Early on in your forestry career you are more likely to spend most of your time working outdoors, carrying out activities such as assessing the safety of certain trees, surveying patches of land, planning recreational uses of the forest and calculating the size of trees. However, as you progress you are likely to have much more strategic, consultative and managerial responsibilities as a forestry manager or forestry consultant.

The timber industry is big business and provides essential wood resources to many different industries. However, before wood can be used effectively, essential forest harvesting, sawmilling and timber engineering operations have to take place.

Forest harvesting usually involves a huge swell of technical and haulage activity on a specific woodland area. Job roles range from site managers and skidder drivers, to chainsaw operators and timber lorry drivers that transport timber to sawmills for essential production work.

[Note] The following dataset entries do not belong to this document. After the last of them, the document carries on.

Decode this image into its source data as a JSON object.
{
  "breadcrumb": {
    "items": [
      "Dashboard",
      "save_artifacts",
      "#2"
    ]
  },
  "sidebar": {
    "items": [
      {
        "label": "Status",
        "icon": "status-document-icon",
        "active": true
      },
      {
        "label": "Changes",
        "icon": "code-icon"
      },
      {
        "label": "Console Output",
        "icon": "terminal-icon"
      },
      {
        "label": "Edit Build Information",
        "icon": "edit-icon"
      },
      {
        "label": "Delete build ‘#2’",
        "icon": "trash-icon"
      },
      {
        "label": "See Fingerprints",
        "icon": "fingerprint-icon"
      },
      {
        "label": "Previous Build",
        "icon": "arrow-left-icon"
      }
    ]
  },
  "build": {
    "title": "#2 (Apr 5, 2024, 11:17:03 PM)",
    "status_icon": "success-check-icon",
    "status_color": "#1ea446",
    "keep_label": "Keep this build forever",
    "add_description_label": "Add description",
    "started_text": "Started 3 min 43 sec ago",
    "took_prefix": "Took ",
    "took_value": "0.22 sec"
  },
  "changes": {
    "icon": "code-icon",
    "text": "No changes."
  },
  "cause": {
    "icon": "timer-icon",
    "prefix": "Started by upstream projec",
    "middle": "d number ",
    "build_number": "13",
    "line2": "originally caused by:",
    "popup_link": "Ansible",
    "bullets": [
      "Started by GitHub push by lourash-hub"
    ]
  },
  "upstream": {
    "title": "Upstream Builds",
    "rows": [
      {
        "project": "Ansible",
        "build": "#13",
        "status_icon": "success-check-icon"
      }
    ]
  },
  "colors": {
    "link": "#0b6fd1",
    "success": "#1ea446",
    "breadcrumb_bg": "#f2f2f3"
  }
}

In the aftermath of this activity, consultants and surveyors are required to monitor the harvested area for environmental impacts. More and more complex I.T. equipment is being used in harvesting activity and a range of skilled technicians are therefore required to operate the advanced machinery.

Careers in sawmilling are essential in transforming felled trees into useable wood resources. Once saw milling has been carried out and wood resources have been processed, a plethora of goods that we use in our daily lives can be created and constructed, such as frames for buildings, wooden furniture and fences.

Many careers are available in this arena, including: machine operatives, mechanics, warehouse staff, and people in managerial and supply chain roles.

In order for timber to be used for major construction projects, its power needs to be harnessed effectively. Consequently, more and more careers are becoming available in timber engineering.

People working in these jobs use their engineering, technological and design skills to treat and manipulate wood to make it stronger and turn it into a more viable construction material. Technological advances are being made all the time and this is ensuring that wood can be made more durable and more resistant to fire.

You might have heard of something called tree surgeons, but you might not know what they do. These guys work within the rewarding world of ‘arboriculture’. Careers in this area are primarily concerned with the physical management of trees in public and community spaces, and on private properties.

Basically, these jobs are not your average, nine-to-five office jobs. Ever fancied climbing trees as part of your job? Arborist craftsmen have pretty fun and dangerous jobs which involve climbing trees and carrying out pruning, cutting and grinding responsibilities to treat tree diseases and maintain the health of wooded areas.

There are also opportunities for progression into supervisory and management positions that oversee arboricultural activities and make sure that they comply with public interest and safety guidelines.

Finally, there are also opportunities to develop a career in forest education. With increasing environmental concerns, it’s essential that people’s understanding of the necessity for woodland and forests is developed. Careers in this area can revolve around public awareness initiatives and direct teaching activities in schools and learning centres.

Fancy swinging around trees like Tarzan for your day job? No?! Well, that’s okay – not many people do. Luckily for you there are plenty of other important jobs in the forestry, timber and trees subsector that might be exactly what you’re looking for!